Faschingsschwank aus Wien (Carnival in Vienna), described in a subtitleas Phantasiebilder (fantasy-pictures) for the piano, is dedicated toSchumann's Belgian friend Simonin de Sire and is in five short movements. Thefirst four of these were written in Vienna at carnival time and the fifth afterhis return home to Leipzig, and the composer later described the whole work as agrand romantic sonata. The opening Allegro is in fact in rondo form and, likethe rest of the work, very much in the spirit of the earlier Carnaval, althoughthis first movement is of much greater length. The second movement G minorRomanze serves as a gentle interlude leading to the Scherzino of the third,restoring the original key of B flat major. The energetic E flat minorIntermezzo, with its characteristic figuration, is capped by a vigorous finalsonata-form movement, with a particularly winning second subject.

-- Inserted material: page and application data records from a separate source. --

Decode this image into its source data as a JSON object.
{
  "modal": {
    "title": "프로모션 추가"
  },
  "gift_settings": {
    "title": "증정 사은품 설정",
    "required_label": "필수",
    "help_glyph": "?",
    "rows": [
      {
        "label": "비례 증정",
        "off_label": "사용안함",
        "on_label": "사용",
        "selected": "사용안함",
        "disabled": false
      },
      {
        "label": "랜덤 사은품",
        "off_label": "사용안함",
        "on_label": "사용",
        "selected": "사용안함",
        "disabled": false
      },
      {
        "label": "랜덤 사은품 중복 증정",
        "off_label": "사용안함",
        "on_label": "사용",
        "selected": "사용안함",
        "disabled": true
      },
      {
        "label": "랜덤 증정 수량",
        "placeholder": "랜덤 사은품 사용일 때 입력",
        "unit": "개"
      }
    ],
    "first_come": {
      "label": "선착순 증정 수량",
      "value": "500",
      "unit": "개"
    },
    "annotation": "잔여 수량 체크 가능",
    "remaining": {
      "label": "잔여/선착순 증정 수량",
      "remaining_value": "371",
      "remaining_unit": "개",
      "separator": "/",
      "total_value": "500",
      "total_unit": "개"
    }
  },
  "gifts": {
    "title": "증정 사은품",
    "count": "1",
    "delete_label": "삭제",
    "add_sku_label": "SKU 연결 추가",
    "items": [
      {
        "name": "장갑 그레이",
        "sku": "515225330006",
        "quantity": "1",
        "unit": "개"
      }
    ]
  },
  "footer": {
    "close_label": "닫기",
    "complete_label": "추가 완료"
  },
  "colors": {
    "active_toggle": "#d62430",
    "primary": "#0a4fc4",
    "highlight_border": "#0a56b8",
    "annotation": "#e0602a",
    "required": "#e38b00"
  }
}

Schumann wrote his Arabeske in the same year, 1839, dedicating it toFrau Majorin Friederike Serre auf Maxen, to whom he also dedicated hisBlumenst??ck. Major Serre and his wife were originally friends of Wieck and in1837 he had taken his daughter to stay on their country estate at Maxen to avoidSchumann's attentions to Clara, which the Serres in fact encouraged. In theautumn of 1838 Robert Schumann left Leipzig for Vienna. His relationship withClara Wieck had reached a point of some intensity, but her father's entrenchedopposition to anything that might interfere with his daughter's career as apianist and his very reasonable disapproval of Schumann as a possibleson-in-law, had led to a great deal of subterfuge, with a clandestinecorrespondence between the lovers, carried on as best they could. Wieck had, inany case, insisted that, if the couple were to marry, they should not remain inLeipzig, where Schumann was editor of the Neue Zeitschrift f??r Musik. AtClara's suggestion it was proposed that the journal be moved to Vienna, ifsponsors could be found there, and this was the principal object of Schumann'sjourney, hard as it was to be separated from his beloved at a time of someanxiety in their relationship.

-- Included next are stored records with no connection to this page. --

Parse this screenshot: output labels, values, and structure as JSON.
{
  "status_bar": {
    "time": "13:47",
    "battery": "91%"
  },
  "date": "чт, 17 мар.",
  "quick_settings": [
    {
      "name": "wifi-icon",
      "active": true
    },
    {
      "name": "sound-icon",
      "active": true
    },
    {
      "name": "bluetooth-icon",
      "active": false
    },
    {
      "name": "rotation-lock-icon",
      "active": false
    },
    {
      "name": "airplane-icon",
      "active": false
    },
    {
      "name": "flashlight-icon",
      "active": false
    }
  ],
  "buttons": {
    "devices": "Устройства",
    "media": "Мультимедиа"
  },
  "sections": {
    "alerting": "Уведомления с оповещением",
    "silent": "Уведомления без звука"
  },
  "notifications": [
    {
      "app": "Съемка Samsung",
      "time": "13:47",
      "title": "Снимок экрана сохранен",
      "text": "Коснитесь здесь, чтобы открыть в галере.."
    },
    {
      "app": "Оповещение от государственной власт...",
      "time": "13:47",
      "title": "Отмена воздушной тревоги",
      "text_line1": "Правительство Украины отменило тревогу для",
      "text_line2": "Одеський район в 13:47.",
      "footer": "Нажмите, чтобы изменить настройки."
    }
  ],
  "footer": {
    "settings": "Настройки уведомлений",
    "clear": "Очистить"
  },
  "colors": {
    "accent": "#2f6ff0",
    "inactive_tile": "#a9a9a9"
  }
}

In Vienna Schumann was to busy himself with a number of new compositions,including the Arabeske, Opus 18, written towards the end of the year anddesigned for women, as opposed to the robuster Humoreske to be written in thefollowing year. The composer claimed that his aim was to capture the femininemarket for piano music in Vienna, a remark that need not be taken too seriously,At the same time he continued to be influenced by Christian Schuburt's book onmusical aesthetics, in which C major, the key of the Arabeske, wasidentified with the childish and simple, leaving intenser passions to the sharpkeys. The Arabeske is well enough known. Couched in rondo form, itsgently lyrical principal theme frames two slower, minor key episodes.
The Hungarian pianist Jeno Jando has won a number of piano competitions inHungary and abroad, including first prize in the 1973 Hungarian Piano Concoursand a first prize in the chamber music category at the Sydney InternationalPiano Competition in 1977. He has recorded for Naxos all the piano concertos andsonatas of Mozart. Other recordings for the Naxos label include the concertos ofGrieg and Schumann as well as Rachmaninov's Second Concerto and PaganiniRhapsody and Beethoven's complete piano sonatas.